### Dataset entries
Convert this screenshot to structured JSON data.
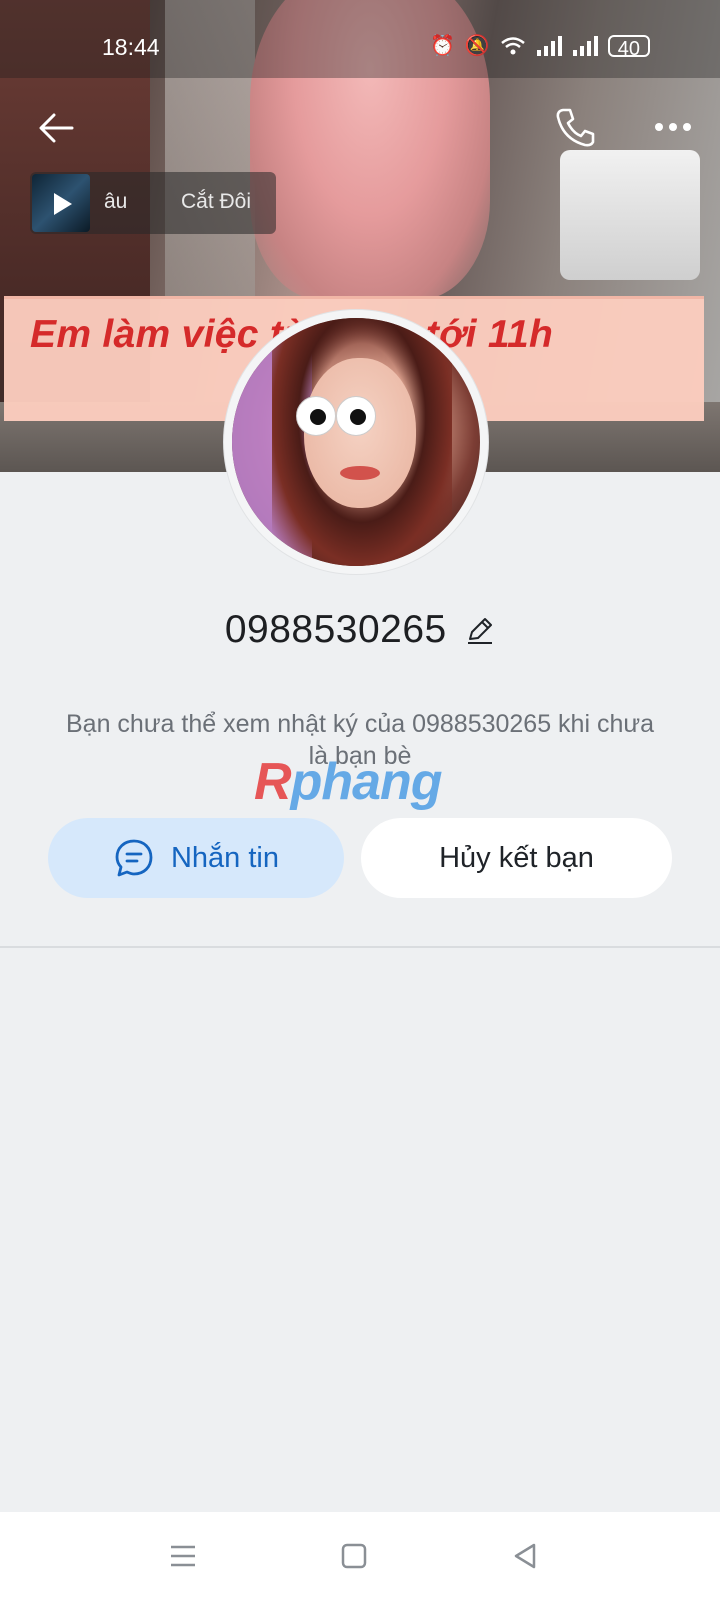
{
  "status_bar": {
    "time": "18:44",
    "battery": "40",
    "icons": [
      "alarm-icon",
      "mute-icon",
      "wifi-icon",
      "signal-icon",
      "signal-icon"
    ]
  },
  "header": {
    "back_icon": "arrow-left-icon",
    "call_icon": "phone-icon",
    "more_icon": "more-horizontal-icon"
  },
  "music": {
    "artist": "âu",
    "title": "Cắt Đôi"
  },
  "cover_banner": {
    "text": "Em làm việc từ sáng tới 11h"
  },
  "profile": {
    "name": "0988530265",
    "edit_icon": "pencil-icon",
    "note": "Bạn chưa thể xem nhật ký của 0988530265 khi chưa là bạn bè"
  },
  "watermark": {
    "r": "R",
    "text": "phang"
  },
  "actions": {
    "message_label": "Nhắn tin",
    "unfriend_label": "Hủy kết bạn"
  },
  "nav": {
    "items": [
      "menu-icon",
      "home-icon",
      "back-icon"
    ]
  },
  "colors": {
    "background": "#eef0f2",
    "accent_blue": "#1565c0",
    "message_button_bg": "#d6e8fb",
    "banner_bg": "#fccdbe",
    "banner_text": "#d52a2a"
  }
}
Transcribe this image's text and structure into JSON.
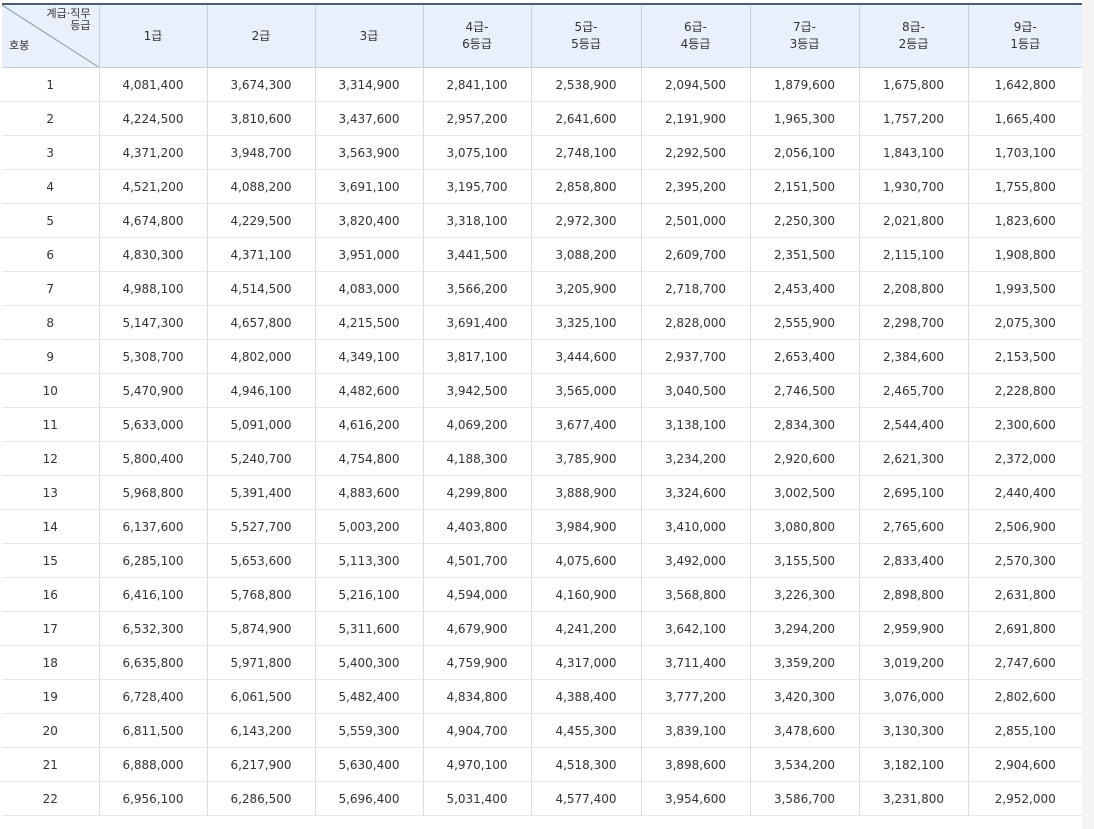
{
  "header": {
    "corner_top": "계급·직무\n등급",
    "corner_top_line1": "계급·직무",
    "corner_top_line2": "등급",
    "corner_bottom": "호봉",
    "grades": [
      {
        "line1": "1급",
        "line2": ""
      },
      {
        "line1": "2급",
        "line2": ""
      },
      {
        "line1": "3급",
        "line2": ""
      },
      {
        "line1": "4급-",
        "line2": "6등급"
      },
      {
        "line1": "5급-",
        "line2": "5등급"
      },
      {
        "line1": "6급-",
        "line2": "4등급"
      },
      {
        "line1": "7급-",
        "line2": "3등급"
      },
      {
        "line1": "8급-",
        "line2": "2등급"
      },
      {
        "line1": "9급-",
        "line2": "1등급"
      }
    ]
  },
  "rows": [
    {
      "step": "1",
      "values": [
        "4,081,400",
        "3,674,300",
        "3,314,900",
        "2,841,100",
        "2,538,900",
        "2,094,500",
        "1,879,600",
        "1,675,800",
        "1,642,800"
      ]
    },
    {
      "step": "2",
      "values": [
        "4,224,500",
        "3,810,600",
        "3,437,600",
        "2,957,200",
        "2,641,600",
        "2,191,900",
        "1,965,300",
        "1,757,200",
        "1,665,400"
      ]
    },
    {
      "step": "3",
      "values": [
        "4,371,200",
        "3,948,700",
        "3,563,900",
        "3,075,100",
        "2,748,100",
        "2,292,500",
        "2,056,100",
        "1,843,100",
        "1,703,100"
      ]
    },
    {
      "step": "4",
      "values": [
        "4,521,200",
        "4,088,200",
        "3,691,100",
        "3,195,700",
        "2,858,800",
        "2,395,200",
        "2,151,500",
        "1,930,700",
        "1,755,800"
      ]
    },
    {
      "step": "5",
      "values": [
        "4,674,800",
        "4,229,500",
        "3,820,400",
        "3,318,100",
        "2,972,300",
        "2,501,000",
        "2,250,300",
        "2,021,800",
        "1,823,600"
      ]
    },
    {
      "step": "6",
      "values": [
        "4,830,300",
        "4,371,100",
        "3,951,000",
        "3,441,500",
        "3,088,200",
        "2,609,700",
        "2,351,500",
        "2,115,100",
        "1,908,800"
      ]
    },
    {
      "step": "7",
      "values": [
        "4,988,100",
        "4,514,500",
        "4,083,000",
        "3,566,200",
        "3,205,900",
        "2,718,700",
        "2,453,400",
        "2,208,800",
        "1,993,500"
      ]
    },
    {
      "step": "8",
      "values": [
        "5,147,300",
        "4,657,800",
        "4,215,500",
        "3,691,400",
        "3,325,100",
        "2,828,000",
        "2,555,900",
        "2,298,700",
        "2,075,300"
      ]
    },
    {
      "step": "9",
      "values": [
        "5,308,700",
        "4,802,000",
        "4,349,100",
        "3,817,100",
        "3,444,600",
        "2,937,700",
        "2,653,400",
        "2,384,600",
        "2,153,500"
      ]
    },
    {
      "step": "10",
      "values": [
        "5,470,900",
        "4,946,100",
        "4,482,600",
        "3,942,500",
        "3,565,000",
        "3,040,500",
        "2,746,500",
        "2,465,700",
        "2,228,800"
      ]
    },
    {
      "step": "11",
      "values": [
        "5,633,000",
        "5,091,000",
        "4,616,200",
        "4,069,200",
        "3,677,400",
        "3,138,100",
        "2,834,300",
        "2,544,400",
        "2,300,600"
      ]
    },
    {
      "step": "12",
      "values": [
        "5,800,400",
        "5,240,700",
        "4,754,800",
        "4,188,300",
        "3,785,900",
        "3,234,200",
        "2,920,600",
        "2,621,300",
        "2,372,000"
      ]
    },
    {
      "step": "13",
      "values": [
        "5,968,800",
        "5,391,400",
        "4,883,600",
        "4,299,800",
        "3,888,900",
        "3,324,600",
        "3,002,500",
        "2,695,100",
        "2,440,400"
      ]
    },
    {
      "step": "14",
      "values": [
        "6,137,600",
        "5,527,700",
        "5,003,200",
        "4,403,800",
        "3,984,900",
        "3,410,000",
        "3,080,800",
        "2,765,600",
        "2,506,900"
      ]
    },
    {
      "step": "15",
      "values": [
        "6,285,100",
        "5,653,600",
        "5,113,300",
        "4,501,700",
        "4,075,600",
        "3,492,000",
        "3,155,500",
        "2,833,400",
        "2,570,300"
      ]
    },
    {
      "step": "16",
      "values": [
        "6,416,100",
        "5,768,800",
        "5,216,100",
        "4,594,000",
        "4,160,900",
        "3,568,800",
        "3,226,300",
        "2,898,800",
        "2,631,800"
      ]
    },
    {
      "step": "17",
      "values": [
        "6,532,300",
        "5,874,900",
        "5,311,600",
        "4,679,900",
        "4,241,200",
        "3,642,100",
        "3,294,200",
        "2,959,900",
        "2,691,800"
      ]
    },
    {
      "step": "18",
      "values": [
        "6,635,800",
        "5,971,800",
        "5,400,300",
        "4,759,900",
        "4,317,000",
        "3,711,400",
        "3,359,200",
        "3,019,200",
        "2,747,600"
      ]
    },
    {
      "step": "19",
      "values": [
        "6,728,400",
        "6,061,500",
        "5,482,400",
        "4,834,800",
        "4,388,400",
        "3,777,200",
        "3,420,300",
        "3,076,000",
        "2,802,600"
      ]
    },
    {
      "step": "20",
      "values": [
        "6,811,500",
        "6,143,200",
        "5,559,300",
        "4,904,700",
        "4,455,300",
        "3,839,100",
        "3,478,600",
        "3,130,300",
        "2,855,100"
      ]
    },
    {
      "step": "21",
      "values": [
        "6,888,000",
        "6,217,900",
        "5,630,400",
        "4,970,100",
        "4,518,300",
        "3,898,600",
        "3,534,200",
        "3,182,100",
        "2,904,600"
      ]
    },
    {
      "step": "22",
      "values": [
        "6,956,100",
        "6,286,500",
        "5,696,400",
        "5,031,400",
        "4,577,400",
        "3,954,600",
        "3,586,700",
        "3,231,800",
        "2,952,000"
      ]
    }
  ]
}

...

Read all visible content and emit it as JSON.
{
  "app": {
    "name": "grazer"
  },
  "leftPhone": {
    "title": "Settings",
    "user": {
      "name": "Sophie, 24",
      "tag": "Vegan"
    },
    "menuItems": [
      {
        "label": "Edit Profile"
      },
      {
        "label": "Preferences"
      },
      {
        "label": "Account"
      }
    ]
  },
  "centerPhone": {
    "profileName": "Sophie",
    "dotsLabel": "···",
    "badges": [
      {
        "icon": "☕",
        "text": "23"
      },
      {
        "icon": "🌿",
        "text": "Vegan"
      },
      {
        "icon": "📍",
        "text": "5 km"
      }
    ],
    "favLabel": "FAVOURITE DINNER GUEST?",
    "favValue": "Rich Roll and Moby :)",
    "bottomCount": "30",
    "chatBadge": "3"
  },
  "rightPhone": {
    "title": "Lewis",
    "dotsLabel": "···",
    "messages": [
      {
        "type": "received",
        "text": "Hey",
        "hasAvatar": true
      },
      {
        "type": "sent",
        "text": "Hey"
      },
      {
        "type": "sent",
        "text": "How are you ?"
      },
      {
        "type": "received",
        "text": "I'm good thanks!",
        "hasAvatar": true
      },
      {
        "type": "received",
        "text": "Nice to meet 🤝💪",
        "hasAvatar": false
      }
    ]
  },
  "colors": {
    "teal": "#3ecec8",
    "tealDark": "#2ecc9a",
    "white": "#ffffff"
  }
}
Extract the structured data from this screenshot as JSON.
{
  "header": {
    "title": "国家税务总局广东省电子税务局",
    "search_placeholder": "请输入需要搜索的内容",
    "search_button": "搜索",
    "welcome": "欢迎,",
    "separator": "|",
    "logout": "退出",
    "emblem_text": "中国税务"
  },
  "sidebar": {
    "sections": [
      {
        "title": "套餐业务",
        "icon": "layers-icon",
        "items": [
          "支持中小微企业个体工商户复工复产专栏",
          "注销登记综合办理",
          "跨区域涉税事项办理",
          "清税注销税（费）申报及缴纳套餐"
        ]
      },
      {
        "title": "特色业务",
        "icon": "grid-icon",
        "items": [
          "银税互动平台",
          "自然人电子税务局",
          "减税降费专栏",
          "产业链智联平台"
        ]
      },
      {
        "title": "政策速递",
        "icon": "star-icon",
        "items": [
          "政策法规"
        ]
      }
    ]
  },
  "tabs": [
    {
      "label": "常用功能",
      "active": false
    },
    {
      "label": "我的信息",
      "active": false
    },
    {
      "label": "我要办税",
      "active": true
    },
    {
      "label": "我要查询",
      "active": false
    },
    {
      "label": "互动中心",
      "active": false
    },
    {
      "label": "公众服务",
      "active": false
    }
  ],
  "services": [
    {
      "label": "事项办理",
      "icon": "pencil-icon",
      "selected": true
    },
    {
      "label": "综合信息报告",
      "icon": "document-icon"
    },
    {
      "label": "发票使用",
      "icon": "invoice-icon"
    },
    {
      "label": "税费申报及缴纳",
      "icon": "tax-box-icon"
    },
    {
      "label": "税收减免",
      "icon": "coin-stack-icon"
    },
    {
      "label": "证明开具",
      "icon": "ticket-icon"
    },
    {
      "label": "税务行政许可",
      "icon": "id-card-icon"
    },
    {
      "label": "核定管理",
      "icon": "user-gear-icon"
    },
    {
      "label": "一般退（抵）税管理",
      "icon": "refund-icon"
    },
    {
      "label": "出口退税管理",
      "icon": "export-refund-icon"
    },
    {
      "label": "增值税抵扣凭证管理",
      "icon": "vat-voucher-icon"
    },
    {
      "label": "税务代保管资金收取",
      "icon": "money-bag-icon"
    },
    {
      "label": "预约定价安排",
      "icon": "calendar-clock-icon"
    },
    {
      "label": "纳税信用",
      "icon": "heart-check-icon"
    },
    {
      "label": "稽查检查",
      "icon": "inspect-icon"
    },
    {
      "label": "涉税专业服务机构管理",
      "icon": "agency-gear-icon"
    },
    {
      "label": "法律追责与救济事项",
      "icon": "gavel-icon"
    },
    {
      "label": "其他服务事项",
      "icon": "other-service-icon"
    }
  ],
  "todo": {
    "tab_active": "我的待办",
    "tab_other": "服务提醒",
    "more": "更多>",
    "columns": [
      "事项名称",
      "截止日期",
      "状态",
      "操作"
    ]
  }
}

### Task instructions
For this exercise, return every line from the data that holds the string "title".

### Answer box
    "title": "Cắt Đôi"
    "title": "Settings",
    "title": "Lewis",
    "title": "国家税务总局广东省电子税务局",
        "title": "套餐业务",
        "title": "特色业务",
        "title": "政策速递",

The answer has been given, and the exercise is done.